Baldwin Hall is set to be renovated following Gov. Nixon's announcement. According to Nixon, Baldwin Hall was built in 1938 and has not been renovated since the late 1950s.

In order to save money and become more energy-efficient, Truman State is spending a total of $10.5 million to update almost every building on campus.

These renovations include updates to lighting, water efficiency and the science lab hoods. The renovations began at the end of May and are projected to finish next August.

Dave Rector, Vice President for Administration, Finance and Planning, says the majority of the funding for the project is coming from a loan. After a competitive bidding process, he said Truman borrowed $10 million from Bank of America, with an interest rate of 1.96 percent.

Rector says Energy Solutions Professionals, the company working with Truman to complete these updates, guarantees the energy savings will allow Truman to pay off the loan. He says ESP and Truman have an agreement that if Truman is not able to pay off the loan from the money saved, ESP will pay the difference. This gives ESP an incentive to make sure the updates are installed properly and used correctly, Rector says.

Rector says the savings will be two-fold. He says the University will save money and conserve resources, which helps the environment. He says the savings are particularly important because of the limited government funding Truman receives.

“When I can save money, I want to save money for the University. Our goal was to save money and make everything more efficient.”

           -David Rector, Vice President for Administration, Finance and Planning

While updates will be made to residence halls and other campus buildings, the updates primarily will take place in McClain, Violette and Magruder Halls and Pickler Memorial Library. 

Rector says while there were some project delays during the summer, they expect to complete the project on schedule. He says the heavy rainfall this summer slowed updates to the steam system, meaning there was a large hole in the ground outside of Missouri Hall at the beginning of the school year.

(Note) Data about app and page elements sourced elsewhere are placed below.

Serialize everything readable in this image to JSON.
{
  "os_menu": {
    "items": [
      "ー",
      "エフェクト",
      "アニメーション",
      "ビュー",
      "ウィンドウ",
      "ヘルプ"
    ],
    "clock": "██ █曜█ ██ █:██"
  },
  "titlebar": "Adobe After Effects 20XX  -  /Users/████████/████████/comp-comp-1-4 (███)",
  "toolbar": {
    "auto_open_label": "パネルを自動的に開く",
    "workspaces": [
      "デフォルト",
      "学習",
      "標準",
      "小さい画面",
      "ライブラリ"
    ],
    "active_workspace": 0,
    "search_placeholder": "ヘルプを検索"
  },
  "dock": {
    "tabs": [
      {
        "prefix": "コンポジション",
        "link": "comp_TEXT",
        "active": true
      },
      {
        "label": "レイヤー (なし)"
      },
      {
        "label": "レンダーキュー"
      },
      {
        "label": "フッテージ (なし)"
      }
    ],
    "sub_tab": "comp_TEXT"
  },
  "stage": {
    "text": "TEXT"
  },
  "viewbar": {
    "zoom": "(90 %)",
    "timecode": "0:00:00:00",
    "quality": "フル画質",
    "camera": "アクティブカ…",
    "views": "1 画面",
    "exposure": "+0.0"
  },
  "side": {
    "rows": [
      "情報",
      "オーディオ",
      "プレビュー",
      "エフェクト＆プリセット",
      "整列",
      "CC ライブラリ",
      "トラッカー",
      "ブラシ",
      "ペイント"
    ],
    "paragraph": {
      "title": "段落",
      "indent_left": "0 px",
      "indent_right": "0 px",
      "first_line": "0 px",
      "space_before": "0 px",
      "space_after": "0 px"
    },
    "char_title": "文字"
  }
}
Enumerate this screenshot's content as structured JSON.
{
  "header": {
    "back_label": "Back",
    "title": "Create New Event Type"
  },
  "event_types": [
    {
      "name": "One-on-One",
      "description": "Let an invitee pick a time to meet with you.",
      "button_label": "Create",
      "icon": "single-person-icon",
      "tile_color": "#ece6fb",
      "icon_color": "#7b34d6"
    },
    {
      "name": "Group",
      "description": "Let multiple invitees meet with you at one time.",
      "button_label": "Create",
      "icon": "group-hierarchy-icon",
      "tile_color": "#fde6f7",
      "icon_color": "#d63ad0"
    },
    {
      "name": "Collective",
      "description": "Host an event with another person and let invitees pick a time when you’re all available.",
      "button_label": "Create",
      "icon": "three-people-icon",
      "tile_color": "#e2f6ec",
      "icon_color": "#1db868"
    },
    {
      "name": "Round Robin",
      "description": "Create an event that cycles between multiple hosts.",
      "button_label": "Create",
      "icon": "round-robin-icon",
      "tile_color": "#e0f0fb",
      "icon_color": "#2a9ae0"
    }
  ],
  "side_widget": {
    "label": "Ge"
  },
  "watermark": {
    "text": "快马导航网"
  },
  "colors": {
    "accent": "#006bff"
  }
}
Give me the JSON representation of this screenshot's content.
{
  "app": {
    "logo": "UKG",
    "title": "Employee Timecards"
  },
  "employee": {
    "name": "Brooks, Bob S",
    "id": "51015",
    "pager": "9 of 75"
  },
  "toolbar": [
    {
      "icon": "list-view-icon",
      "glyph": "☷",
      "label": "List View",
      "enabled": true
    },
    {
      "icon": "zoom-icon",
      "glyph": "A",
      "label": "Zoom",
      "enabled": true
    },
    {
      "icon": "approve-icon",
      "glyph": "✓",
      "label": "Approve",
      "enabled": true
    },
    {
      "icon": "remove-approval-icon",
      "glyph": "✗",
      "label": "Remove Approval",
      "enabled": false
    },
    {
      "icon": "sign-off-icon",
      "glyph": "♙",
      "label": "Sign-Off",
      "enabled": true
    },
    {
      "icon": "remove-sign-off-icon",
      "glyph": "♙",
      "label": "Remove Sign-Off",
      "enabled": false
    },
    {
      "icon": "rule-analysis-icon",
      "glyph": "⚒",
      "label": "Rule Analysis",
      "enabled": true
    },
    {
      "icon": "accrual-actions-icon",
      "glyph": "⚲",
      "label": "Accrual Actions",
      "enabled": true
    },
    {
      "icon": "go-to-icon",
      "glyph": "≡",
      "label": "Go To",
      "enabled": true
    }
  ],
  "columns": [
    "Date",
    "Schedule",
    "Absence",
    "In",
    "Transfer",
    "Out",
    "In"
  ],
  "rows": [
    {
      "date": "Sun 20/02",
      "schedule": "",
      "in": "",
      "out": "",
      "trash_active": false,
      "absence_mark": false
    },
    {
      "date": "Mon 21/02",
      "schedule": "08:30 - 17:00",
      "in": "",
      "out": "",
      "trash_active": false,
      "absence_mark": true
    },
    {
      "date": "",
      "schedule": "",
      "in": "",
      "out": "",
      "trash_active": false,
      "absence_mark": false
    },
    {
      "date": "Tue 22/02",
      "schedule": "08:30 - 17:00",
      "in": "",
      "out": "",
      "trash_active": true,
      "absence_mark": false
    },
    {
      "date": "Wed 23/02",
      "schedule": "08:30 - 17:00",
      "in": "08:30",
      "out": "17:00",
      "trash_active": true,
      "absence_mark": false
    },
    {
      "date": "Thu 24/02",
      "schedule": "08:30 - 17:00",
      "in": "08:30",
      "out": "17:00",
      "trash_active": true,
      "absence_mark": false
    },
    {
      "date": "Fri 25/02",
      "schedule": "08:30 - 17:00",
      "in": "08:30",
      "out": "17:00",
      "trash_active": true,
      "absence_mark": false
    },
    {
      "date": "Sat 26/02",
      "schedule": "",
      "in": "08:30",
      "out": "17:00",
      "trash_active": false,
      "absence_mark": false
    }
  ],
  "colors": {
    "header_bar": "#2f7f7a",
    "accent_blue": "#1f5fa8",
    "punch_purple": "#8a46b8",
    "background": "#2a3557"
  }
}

For more information on the future projects and what to expect read more on Issuu.